TAPPER: As first reported by NPR's David Folkenflik, Wheeler filed the lawsuit this morning claiming Fox had falsely attributed quotes about the investigation to him, "because that is the way the President wanted the article. Butowski denies the allegations, telling CNN the lawsuit is B.S. but Wheeler provides this evidence a litany of text messages and e-mails exchanged with Butowski.
FOLKENFLIK: You may get allegations about stories being misreported all the time. What you don't tend to have are - is almost a blow-by- blow documentary account of what occurred.
TAPPER: May 14th, a voicemail message from Butowsky to Wheeler.
ED BUTOWSKY, REPUBLICAN DONOR: I got to note that we have the full attention of the White House on this, and tomorrow let's close this deal.
TAPPER: This after allegedly sending a text to Wheeler. "The President just read the article. He wants the article out immediately. It's now all up to you." When asked about the exchange, Butowski tells CNN he was joking. Enter then White House Press Secretary Sean Spicer who was asked for White House reaction after this false story broke, that Seth Rich may have been behind the leaks.
SEAN SPICER, FORMER WHITE HOUSE PRESS SECRETARY: I don't - I'm not aware of - I generally - I don't get updates on DNC, former DNC staffers. I'm not aware of that.
TAPPER: What Spicer didn't mention the meeting he had with Butowski and Wheeler about the story the month prior. The family of Seth Rich has been tormented by all the smearing. Today they said, "we are hopeful that this brings an end to what has been the most emotionally difficult time in our lives and an end to conspiracy theories surrounding our beloved Seth."
TAPPER: And our thoughts and prayers are with Seth Rich's family.
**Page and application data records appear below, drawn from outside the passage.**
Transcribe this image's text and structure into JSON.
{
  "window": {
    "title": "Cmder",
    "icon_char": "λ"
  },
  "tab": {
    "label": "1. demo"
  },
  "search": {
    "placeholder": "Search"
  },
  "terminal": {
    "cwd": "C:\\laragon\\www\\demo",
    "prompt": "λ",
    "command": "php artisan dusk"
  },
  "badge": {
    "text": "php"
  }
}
I want to give you a shot right now, the live look of Capitol Hill where the Senate has just started voting on President Trump's nominee to replace fired FBI Director James Comey. We'll bring you that story after the break.
[16:55:00] TAPPER: Welcome back. Right now on Capitol Hill, the U.S. Senate is voting on President Trump's nominee to replace fired FBI Director James Comey in a rare display of bipartisanship, Christopher Wray was unanimously voted out of the Senate Judiciary Committee. He is expected to become confirmed. Wray, who's now a private lawyer, was once a top Department of Justice official during the George W. Bush administration. During his confirmation hearings, Wray pledged his independence. He repeatedly told the Senate Panel he would not be pulling as punches in the position and that he would resign if he was ever asked to do something illegal or immoral. CNN will continue to follow that vote.
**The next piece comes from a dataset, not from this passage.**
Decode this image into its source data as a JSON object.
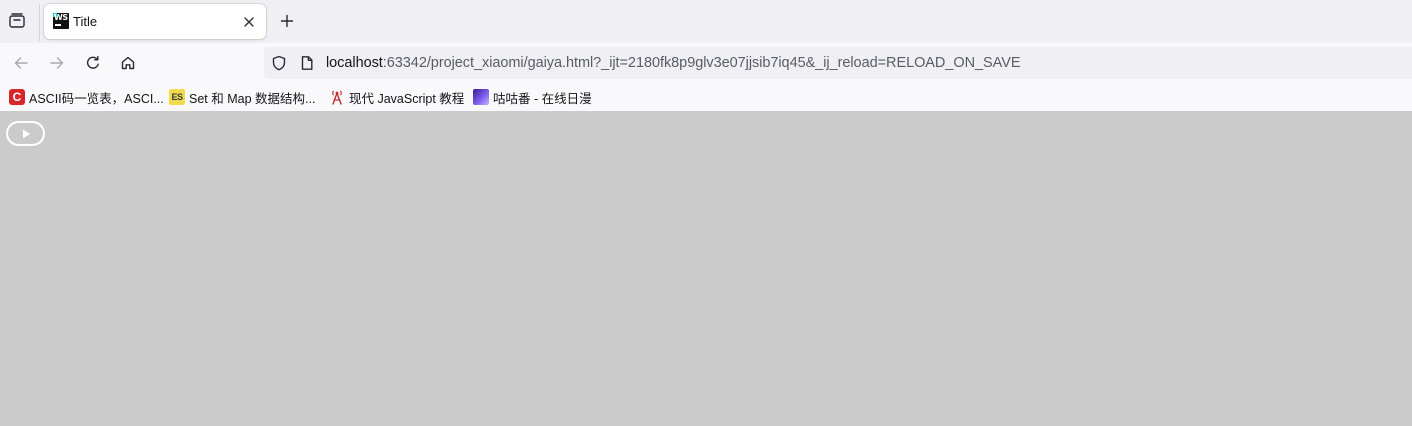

Be sure to follow me on Facebook and Twitter @jaketapper or you can tweet the show @theleadcnn. We do actually read them. Be sure to tune in to CNN this evening for a special CNN "TOWN HALL" "AL GORE THE CLIMATE CRISIS." Anderson Cooper will join the former Vice President and that all starts at 9:00 p.m. Eastern only on CNN. That's it for THE LEAD, I am Jake Tapper, I now turn you over to one Mr. Wolf Blitzer who happens to be right next door in "THE SITUATION ROOM." Thanks for watching.
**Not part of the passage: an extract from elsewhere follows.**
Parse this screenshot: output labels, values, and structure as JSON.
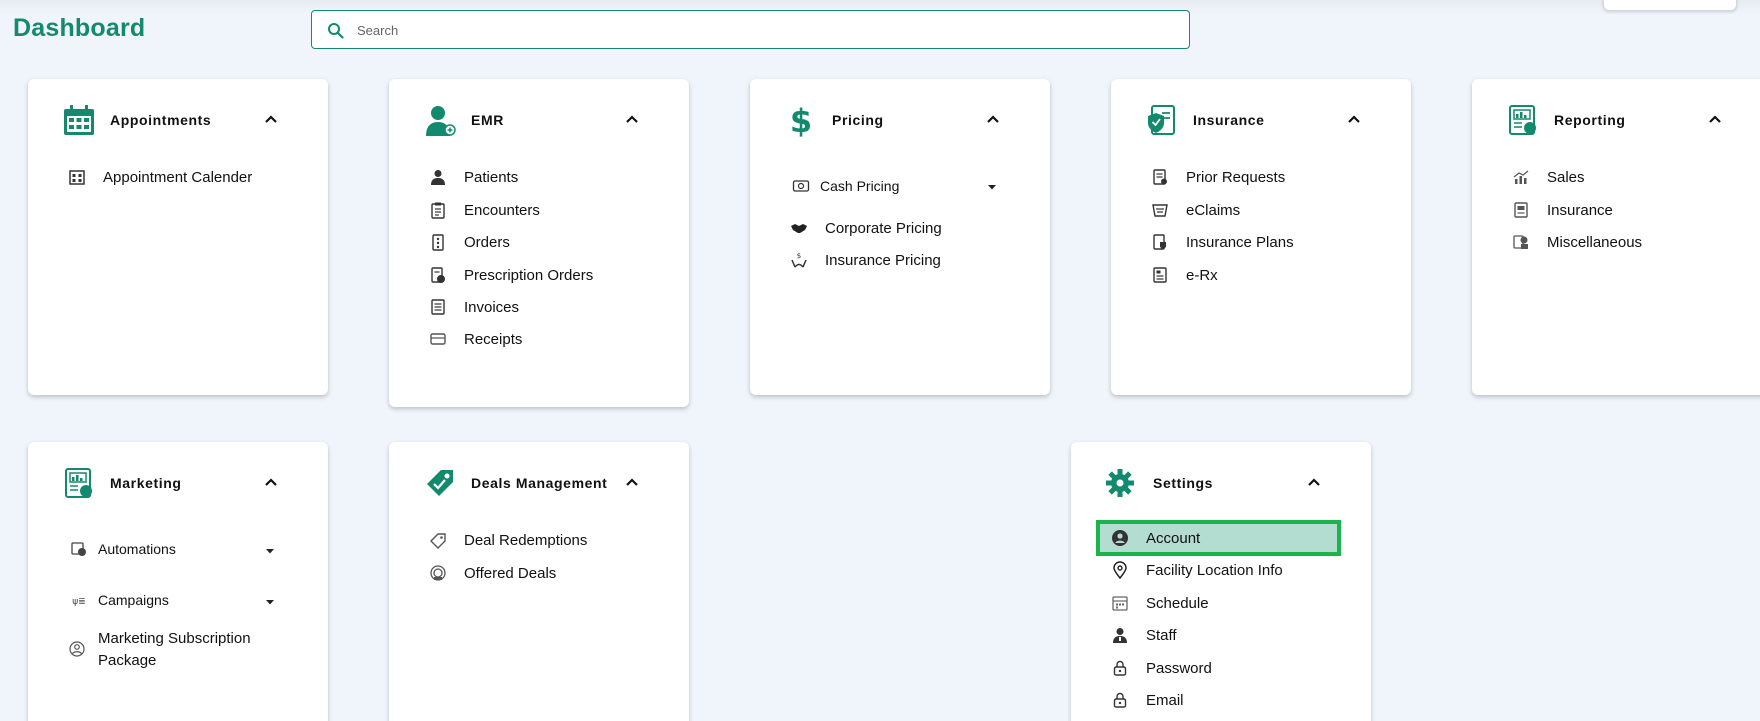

WOLF BLITZER, CNN HOST: Happening now, weighed in. The White House finally confirms President Trump took part in crafting his son's misleading statement about meeting with a Russian lawyer.